Charles Dallara, the head of the Institute of International Finance negotiating on behalf of creditors, is due to speak in Zurich later on Tuesday after leaving Athens over the weekend.
Greece's top official at the Brussels meeting remained stoic, saying the country had the euro zone's support to complete the debt swap talks in the coming days.
In reality, we are now entering the final stretch, , Finance Minister Evangelos Venizelos said in a statement.
I believe everyone has now realized that Greece must be supported in its effort, which is of vital importance not only for us but for the euro zone as a whole and the global economy.
Asked if there was still hope of a deal, IMF chief Christine Lagarde said she remained positive.
I'm determined to be positive, she told Deutschlandradio Kultur. Political leaders have the instruments and possible measures in order to manage this situation and bring the euro zone back on to a sustainable path.
Conservative leader Antonis Samaras, head of one of three parties backing Greece's technocrat prime minister, told Reuters he expected the talks to be wrapped up by March 5 at the latest and said the country must head to polls as soon as the EU/IMF bailout is finalized.
He set April 8 as the deadline for elections.
PLAN A MODE
With weeks of talks yielding little progress and growing concern that Greece's fast-deteriorating economic prospects mean it will need more aid from partners either way, European policymakers appeared to be more willing to consider the previously taboo option of an involuntary debt swap.
A voluntary swap where both sides agree to the terms of the deal is required to prevent insurance against a Greek debt default from being paid out.
There has been a slight change in mood, but no change in the policy lines pursued, a senior euro zone source told Reuters when asked about the mood among policymakers on Greece.
A second euro zone source confirmed the perception of a shift but cautioned: We are still in Plan A mode.
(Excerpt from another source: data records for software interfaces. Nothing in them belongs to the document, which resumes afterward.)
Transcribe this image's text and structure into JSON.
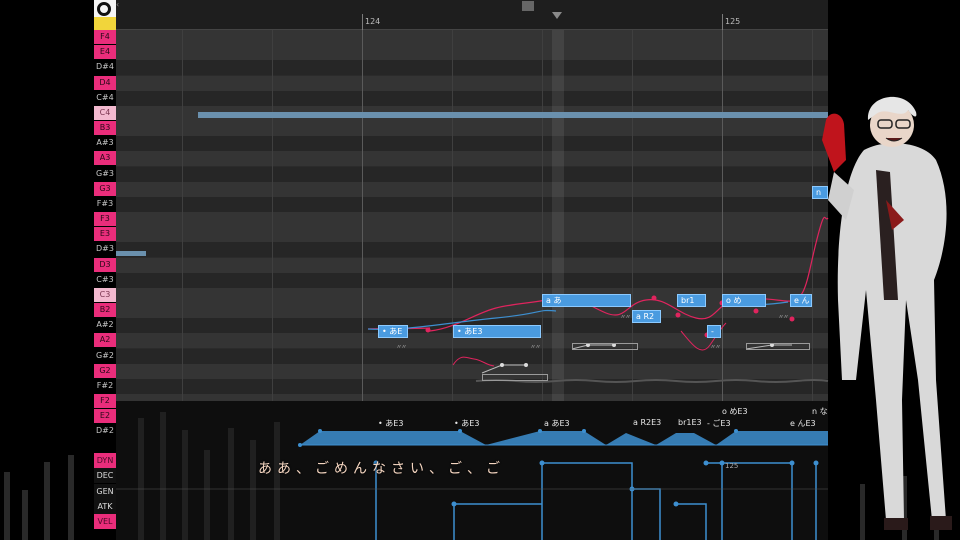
{
  "ruler": {
    "bar_124": "124",
    "bar_125": "125",
    "scroll_left_arrow": "‹"
  },
  "keys": [
    {
      "label": "F4",
      "style": "pink"
    },
    {
      "label": "E4",
      "style": "pink"
    },
    {
      "label": "D#4",
      "style": "black"
    },
    {
      "label": "D4",
      "style": "pink"
    },
    {
      "label": "C#4",
      "style": "black"
    },
    {
      "label": "C4",
      "style": "white-c"
    },
    {
      "label": "B3",
      "style": "pink"
    },
    {
      "label": "A#3",
      "style": "black"
    },
    {
      "label": "A3",
      "style": "pink"
    },
    {
      "label": "G#3",
      "style": "black"
    },
    {
      "label": "G3",
      "style": "pink"
    },
    {
      "label": "F#3",
      "style": "black"
    },
    {
      "label": "F3",
      "style": "pink"
    },
    {
      "label": "E3",
      "style": "pink"
    },
    {
      "label": "D#3",
      "style": "black"
    },
    {
      "label": "D3",
      "style": "pink"
    },
    {
      "label": "C#3",
      "style": "black"
    },
    {
      "label": "C3",
      "style": "white-c"
    },
    {
      "label": "B2",
      "style": "pink"
    },
    {
      "label": "A#2",
      "style": "black"
    },
    {
      "label": "A2",
      "style": "pink"
    },
    {
      "label": "G#2",
      "style": "black"
    },
    {
      "label": "G2",
      "style": "pink"
    },
    {
      "label": "F#2",
      "style": "black"
    },
    {
      "label": "F2",
      "style": "pink"
    },
    {
      "label": "E2",
      "style": "pink"
    },
    {
      "label": "D#2",
      "style": "black"
    }
  ],
  "notes": [
    {
      "id": "n1",
      "lyric": "• あE",
      "pitch": "A#2"
    },
    {
      "id": "n2",
      "lyric": "• あE3",
      "pitch": "A#2"
    },
    {
      "id": "n3",
      "lyric": "a あ",
      "pitch": "C3"
    },
    {
      "id": "n4",
      "lyric": "a R2",
      "pitch": "B2"
    },
    {
      "id": "n5",
      "lyric": "br1",
      "pitch": "C3"
    },
    {
      "id": "n6",
      "lyric": "- ",
      "pitch": "A#2"
    },
    {
      "id": "n7",
      "lyric": "o め",
      "pitch": "C3"
    },
    {
      "id": "n8",
      "lyric": "e ん",
      "pitch": "C3"
    },
    {
      "id": "n9",
      "lyric": "n",
      "pitch": "G3"
    }
  ],
  "phonemes": [
    "• あE3",
    "• あE3",
    "a あE3",
    "a R2E3",
    "br1E3",
    "- ごE3",
    "o めE3",
    "e んE3",
    "n な"
  ],
  "lanes": [
    {
      "label": "DYN",
      "active": true
    },
    {
      "label": "DEC",
      "active": false
    },
    {
      "label": "GEN",
      "active": false
    },
    {
      "label": "ATK",
      "active": false
    },
    {
      "label": "VEL",
      "active": true
    }
  ],
  "lane_marker": "125",
  "subtitle": "ああ、ごめんなさい、ご、ご",
  "colors": {
    "note": "#4a9be0",
    "key_accent": "#ea2d7b",
    "pitch_curve": "#e0245e",
    "envelope": "#3d8fd0"
  }
}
A source close to the talks said creditors would go towards an involuntary debt swap if there was no agreement by the end of the week -- raising the risk of a messy default.
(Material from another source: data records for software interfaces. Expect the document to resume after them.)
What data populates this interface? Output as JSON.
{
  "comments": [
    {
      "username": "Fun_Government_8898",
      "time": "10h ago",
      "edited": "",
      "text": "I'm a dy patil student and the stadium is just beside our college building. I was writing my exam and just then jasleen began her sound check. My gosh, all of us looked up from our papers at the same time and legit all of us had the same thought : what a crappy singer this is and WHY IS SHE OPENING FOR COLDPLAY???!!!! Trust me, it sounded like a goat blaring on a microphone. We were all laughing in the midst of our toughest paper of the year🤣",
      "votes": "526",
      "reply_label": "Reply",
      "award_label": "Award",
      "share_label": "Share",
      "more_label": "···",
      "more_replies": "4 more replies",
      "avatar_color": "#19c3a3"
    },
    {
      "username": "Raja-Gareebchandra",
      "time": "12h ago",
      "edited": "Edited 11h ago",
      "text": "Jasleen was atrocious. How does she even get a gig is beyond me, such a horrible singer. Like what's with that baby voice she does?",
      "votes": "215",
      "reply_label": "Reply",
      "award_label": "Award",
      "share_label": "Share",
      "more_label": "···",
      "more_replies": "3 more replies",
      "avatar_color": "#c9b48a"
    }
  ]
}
The bond swap is meant to cut 100 billion euros from Greece's debt burden of over 350 billion, in a bid to ultimately slash its debt from around 160 percent of GDP to a more manageable 120 percent of GDP by 2020.
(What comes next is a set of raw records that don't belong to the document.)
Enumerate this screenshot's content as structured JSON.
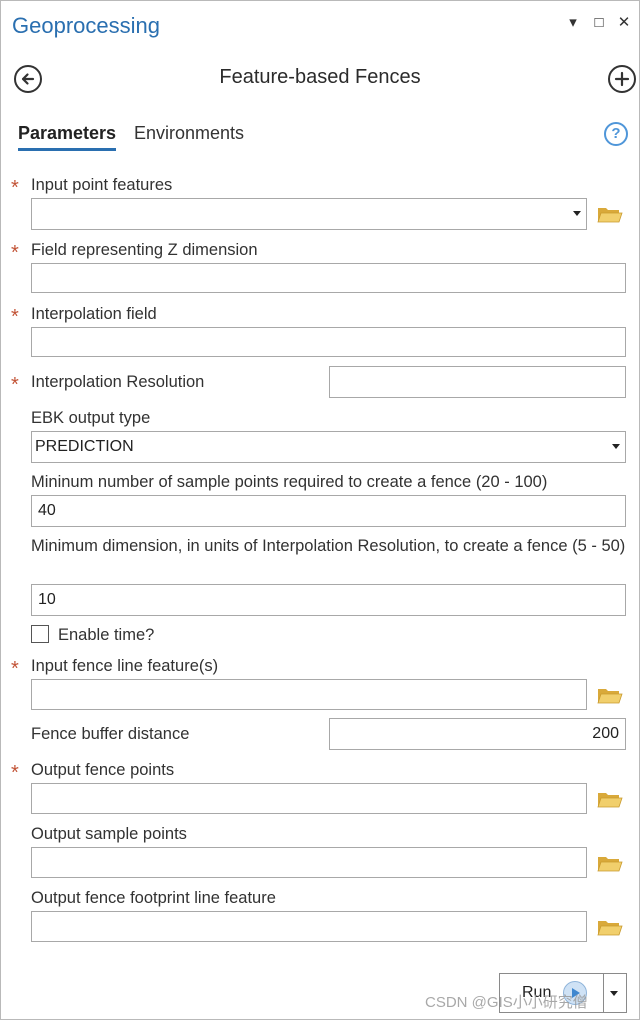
{
  "window": {
    "title": "Geoprocessing",
    "controls": {
      "menu_icon": "▾",
      "maximize_icon": "□",
      "close_icon": "✕"
    }
  },
  "tool": {
    "name": "Feature-based Fences",
    "back_icon": "back-arrow-icon",
    "add_icon": "plus-icon"
  },
  "tabs": [
    {
      "label": "Parameters",
      "active": true
    },
    {
      "label": "Environments",
      "active": false
    }
  ],
  "help": {
    "glyph": "?"
  },
  "required_marker": "*",
  "params": {
    "input_point_features": {
      "label": "Input point features",
      "required": true,
      "value": ""
    },
    "z_field": {
      "label": "Field representing Z dimension",
      "required": true,
      "value": ""
    },
    "interp_field": {
      "label": "Interpolation field",
      "required": true,
      "value": ""
    },
    "interp_resolution": {
      "label": "Interpolation Resolution",
      "required": true,
      "value": ""
    },
    "ebk_output_type": {
      "label": "EBK output type",
      "required": false,
      "value": "PREDICTION"
    },
    "min_sample_points": {
      "label": "Mininum number of sample points required to create a fence (20 - 100)",
      "required": false,
      "value": "40"
    },
    "min_dimension": {
      "label": "Minimum dimension, in units of Interpolation Resolution, to create a fence (5 - 50)",
      "required": false,
      "value": "10"
    },
    "enable_time": {
      "label": "Enable time?",
      "checked": false
    },
    "fence_line_features": {
      "label": "Input fence line feature(s)",
      "required": true,
      "value": ""
    },
    "fence_buffer_distance": {
      "label": "Fence buffer distance",
      "required": false,
      "value": "200"
    },
    "output_fence_points": {
      "label": "Output fence points",
      "required": true,
      "value": ""
    },
    "output_sample_points": {
      "label": "Output sample points",
      "required": false,
      "value": ""
    },
    "output_footprint": {
      "label": "Output fence footprint line feature",
      "required": false,
      "value": ""
    }
  },
  "run": {
    "label": "Run"
  },
  "watermark": "CSDN @GIS小小研究僧",
  "colors": {
    "accent": "#2a6fb0",
    "required": "#c25336",
    "folder": "#e2b84a",
    "help": "#4f96d9"
  }
}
Sources close to the talks told Reuters on Monday that the impasse in Brussels largely centred on questions of whether the deal would return Greece's debt mountain to levels that European governments believe are sustainable.
Greece and its private creditors had been converging on an agreement that would see private creditors accepting a real loss of 65 to 70 percent, sources close to the talks said after several rounds of talks last week.
At the time, Athens and its creditors were discussing new bonds would likely feature 30-year maturity and a progressive interest rate averaging out at 4 percent, sources said.
Greece is stumbling through its worst post-World War II economic crisis, with unemployment at record highs and frequest protests against austerity measures demanded by its international lenders as a condition for bailout loans.
The country is now in its fifth year of recession.
(Additional reporting by Sophie Sassard, Writing by Deepa Babington. Editing by Jeremy Gaunt.)